> Instructions to follow
Repeat the data exactly, leaving out any image.

> Material to process

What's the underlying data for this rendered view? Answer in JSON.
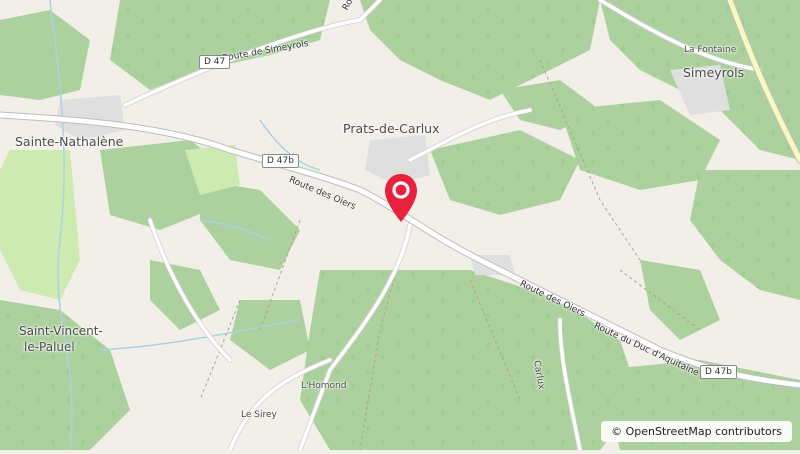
{
  "map": {
    "place_labels": {
      "prats": "Prats-de-Carlux",
      "sainte_nathalene": "Sainte-Nathalène",
      "simeyrols": "Simeyrols",
      "la_fontaine": "La Fontaine",
      "saint_vincent_1": "Saint-Vincent-",
      "saint_vincent_2": "le-Paluel",
      "lhomond": "L'Homond",
      "le_sirey": "Le Sirey",
      "carlux": "Carlux"
    },
    "road_labels": {
      "route_simeyrols": "Route de Simeyrols",
      "route_oiers_1": "Route des Oiers",
      "route_oiers_2": "Route des Oiers",
      "route_duc": "Route du Duc d'Aquitaine",
      "route_top": "Route"
    },
    "road_shields": {
      "d47": "D 47",
      "d47b_1": "D 47b",
      "d47b_2": "D 47b"
    },
    "marker": {
      "color": "#e8213f"
    },
    "attribution": {
      "symbol": "©",
      "text": "OpenStreetMap contributors"
    }
  }
}
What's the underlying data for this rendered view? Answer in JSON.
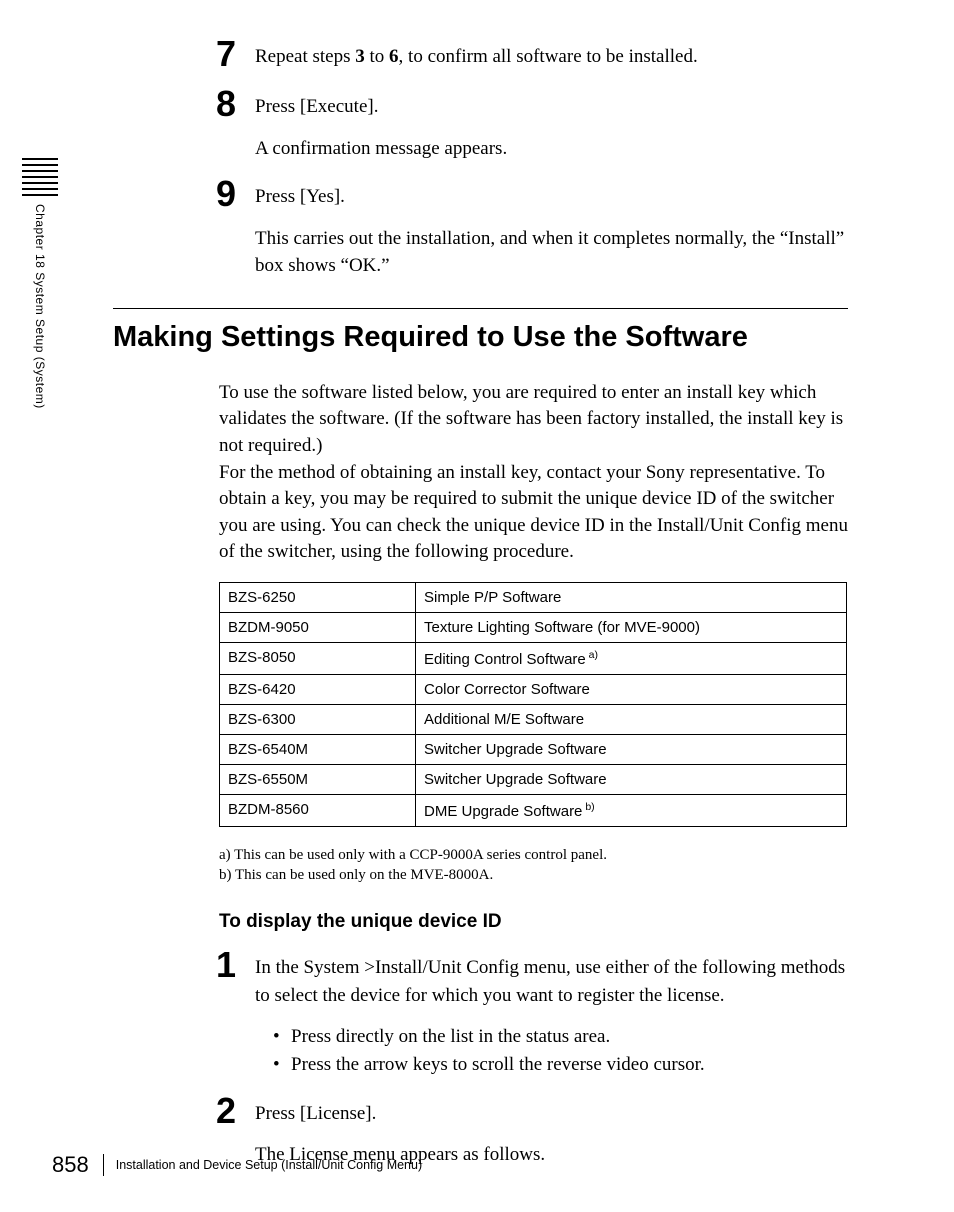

> Answer box
What's the underlying data for this rendered view? Answer in JSON.
{
  "map": {
    "place_labels": {
      "prats": "Prats-de-Carlux",
      "sainte_nathalene": "Sainte-Nathalène",
      "simeyrols": "Simeyrols",
      "la_fontaine": "La Fontaine",
      "saint_vincent_1": "Saint-Vincent-",
      "saint_vincent_2": "le-Paluel",
      "lhomond": "L'Homond",
      "le_sirey": "Le Sirey",
      "carlux": "Carlux"
    },
    "road_labels": {
      "route_simeyrols": "Route de Simeyrols",
      "route_oiers_1": "Route des Oiers",
      "route_oiers_2": "Route des Oiers",
      "route_duc": "Route du Duc d'Aquitaine",
      "route_top": "Route"
    },
    "road_shields": {
      "d47": "D 47",
      "d47b_1": "D 47b",
      "d47b_2": "D 47b"
    },
    "marker": {
      "color": "#e8213f"
    },
    "attribution": {
      "symbol": "©",
      "text": "OpenStreetMap contributors"
    }
  }
}
What's the underlying data for this rendered view? Answer in JSON.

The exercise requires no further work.